The book presented here focuses on the directed evolution of proteins, which has established itself as a powerful method for designing enzymes showing new substrate specificities. It includes a comprehensive repertoire of techniques for producing combinatorial enzyme libraries, while the functional gene expression in a suitable host helps in selecting the appropriate structure, making fast screening a necessity. This book illustrates both the theoretical background as well as the potential of this interesting method in practice – which is becoming ever more important even in classical organic synthesis!
Evolutionary Biotechnology –
From Ideas and Concepts to Experiments and Computer Simulations
Using Evolutionary Strategies to Investigate the Structure and Function of Chorismate Mutases
Construction of Environmental Libraries for Functional Screening of Enzyme Activity
Investigation of Phage Display for the Directed Evolution of Enzymes
Directed Evolution of Binding Proteins by Cell Surface Display: Analysis of the Screening Process
Yeast n–Hybrid Systems for Molecular Evolution
Advanced Screening Strategies for Biocatalyst Discovery
Engineering Protein Evolution
Exploring the Diversity of Heme Enzymes through Directed Evolution
Directed Evolution as a Means to Create Enantioselective Enzymes for Use in Organic Chemistry
Applied Molecular Evolution of Enzymes Involved in Synthesis and Repair of DNA
Evolutionary Generation versus Rational Design of Restriction Endonucleases with Novel Specificity
Evolutionary Generation of Enzymes with Novel Substrate Specificities
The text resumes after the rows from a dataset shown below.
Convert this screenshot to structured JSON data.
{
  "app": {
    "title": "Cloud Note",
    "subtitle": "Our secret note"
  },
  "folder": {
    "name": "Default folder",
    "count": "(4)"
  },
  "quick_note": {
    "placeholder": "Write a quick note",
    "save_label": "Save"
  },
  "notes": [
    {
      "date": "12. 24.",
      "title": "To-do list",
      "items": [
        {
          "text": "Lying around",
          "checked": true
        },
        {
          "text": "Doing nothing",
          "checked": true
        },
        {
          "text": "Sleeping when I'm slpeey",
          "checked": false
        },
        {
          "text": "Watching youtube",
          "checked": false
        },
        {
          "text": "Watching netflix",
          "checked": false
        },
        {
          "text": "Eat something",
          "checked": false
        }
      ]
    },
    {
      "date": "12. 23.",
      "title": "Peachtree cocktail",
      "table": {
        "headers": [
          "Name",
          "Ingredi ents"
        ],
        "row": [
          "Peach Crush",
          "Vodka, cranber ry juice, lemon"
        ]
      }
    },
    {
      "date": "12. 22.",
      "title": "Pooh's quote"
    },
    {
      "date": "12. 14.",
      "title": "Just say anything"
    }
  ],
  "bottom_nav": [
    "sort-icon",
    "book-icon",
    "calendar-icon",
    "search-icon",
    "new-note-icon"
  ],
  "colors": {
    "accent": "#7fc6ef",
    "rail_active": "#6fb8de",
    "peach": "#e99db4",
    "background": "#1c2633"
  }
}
Kai Johnsson is assistant professor for Bioorganic Chemistry at the Swiss Federal Institute for Technology (EPFL) where he heads the laboratory for protein engineering. Prior to joining EPFL, he was a junior group leader at Ruhr–University Bochum in Germany, after spending three and a half years in the laboratory of Prof. Peter G. Schultz (University of California, Berkeley) as a postdoctoral research fellow.
Kai Johnsson studied chemistry and did his PhD with Prof. Steven Benner at ETH Zurich. Since the start of his PhD thesis, Kai Johnsson′s research interests focus on biological chemistry and in particular enzyme mechanisms and protein chemistry. Prof. Johnsson is the inventor of the Covalys technology.